In some cases, however, a hidden defect may be discovered after the product is sold. In these cases, the latent defects that are discovered after the product is sold are not the responsibility of the buyer. However, these defects are the responsibility of the seller or manufacturer.
Can I Sue for a Hidden Defect?
Yes, it is possible to sue for a hidden defect. In general, a manufacturer is responsible for a defect discovered after the product was placed on the market. A consumer who sues based on a latent defect usually proves the following elements to be successful in their lawsuit:
- The product included a dangerous, unreasonable defect;
- The product’s defect caused an injury to the plaintiff while the product was being used in the correct manner; and

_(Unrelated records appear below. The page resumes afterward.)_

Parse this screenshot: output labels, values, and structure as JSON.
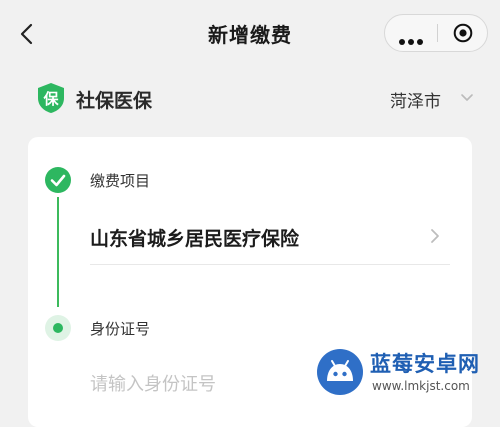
{
  "header": {
    "title": "新增缴费",
    "back_icon": "chevron-left-icon",
    "more_icon": "more-dots-icon",
    "close_icon": "target-close-icon"
  },
  "service": {
    "logo_char": "保",
    "name": "社保医保",
    "city": "菏泽市",
    "brand_color": "#2db760"
  },
  "card": {
    "steps": [
      {
        "title": "缴费项目",
        "status": "completed",
        "value": "山东省城乡居民医疗保险"
      },
      {
        "title": "身份证号",
        "status": "active",
        "placeholder": "请输入身份证号",
        "value": ""
      }
    ],
    "accent_color": "#3cba5c"
  },
  "watermark": {
    "title": "蓝莓安卓网",
    "url": "www.lmkjst.com"
  }
}
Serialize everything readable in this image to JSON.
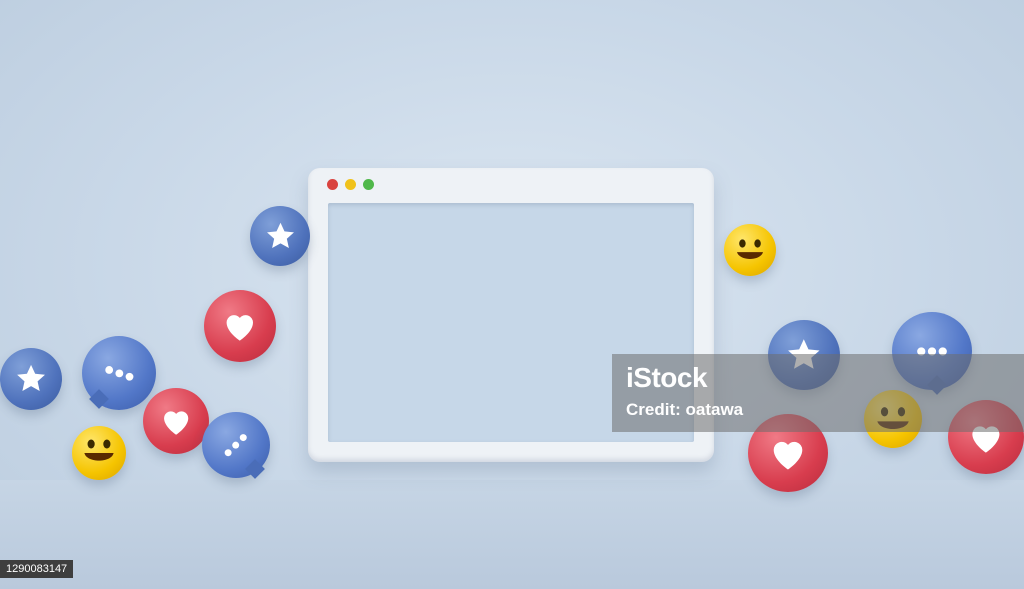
{
  "watermark": {
    "brand": "iStock",
    "credit": "Credit: oatawa"
  },
  "image_id": "1290083147",
  "colors": {
    "window_red": "#d9433f",
    "window_yellow": "#f0c21b",
    "window_green": "#4fb84a"
  },
  "icons": [
    "star-icon",
    "heart-icon",
    "chat-dots-icon",
    "smiley-emoji-icon"
  ]
}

- The product was not substantially changed from its original selling condition.
When Can I Not Sue for a Hidden Defect?
There are cases in which a seller may not be liable for hidden defects in a product. Examples may include when a seller is protected from hidden defects in a written contract. A seller may have a duty to disclose defects they are aware of and they may not have a duty regarding hidden defects discovered at a later date.

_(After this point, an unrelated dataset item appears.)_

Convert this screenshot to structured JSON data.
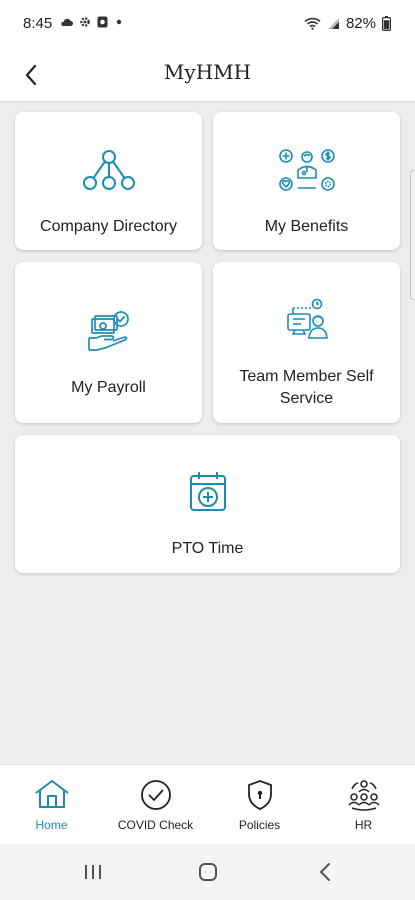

How Do I Prove a Defective Product Claim?
There are different legal theories under which a consumer can bring a product liability claim if they have been injured or suffered damages because of a defective product. These may include:
- A breach of express warranty;
- A breach of implied warranty;
- Strict product liability; or
A breach of express warranty occurs when the defective product violates an express warranty that is guaranteed by the manufacturer. This warranty is created by overt words or actions of the seller. An express warranty may be created by:
- A seller’s promise about the product;
- The description of the product; or
- A model of the product.
Even if the product does not have an express warranty, it may have implied warranties. An implied warranty is a warranty that the product is fit for the purpose for which it was sold. This type of warranty applies when a seller offers a product for sale, even if the product’s performance is not discussed.
Under the theory of strict liability, a product defect occurs when a consumer purchases a product that had a design defect, a manufacturing defect, or had a lack of warnings, resulting in an injury to the purchaser. Under this concept, an individual may hold an entity or an individual liable for damages or losses without the need to prove intent or carelessness. This usually applies in cases where a product is inherently dangerous or hazardous.
Another defective product claim is negligence. Under a negligence theory, the consumer of the product must show that the producer was not reasonably careful when making or distributing the product and this carelessness caused the consumer’s injury.
Should I Talk to an Attorney about Latent Defects?
Yes, if you or someone you know purchased a product that contained a latent defect, you should contact a class action attorney as soon as possible. An attorney will review your case, determine if you have a claim, and assist in filing the lawsuit. An attorney will also represent you during any court proceedings, if necessary.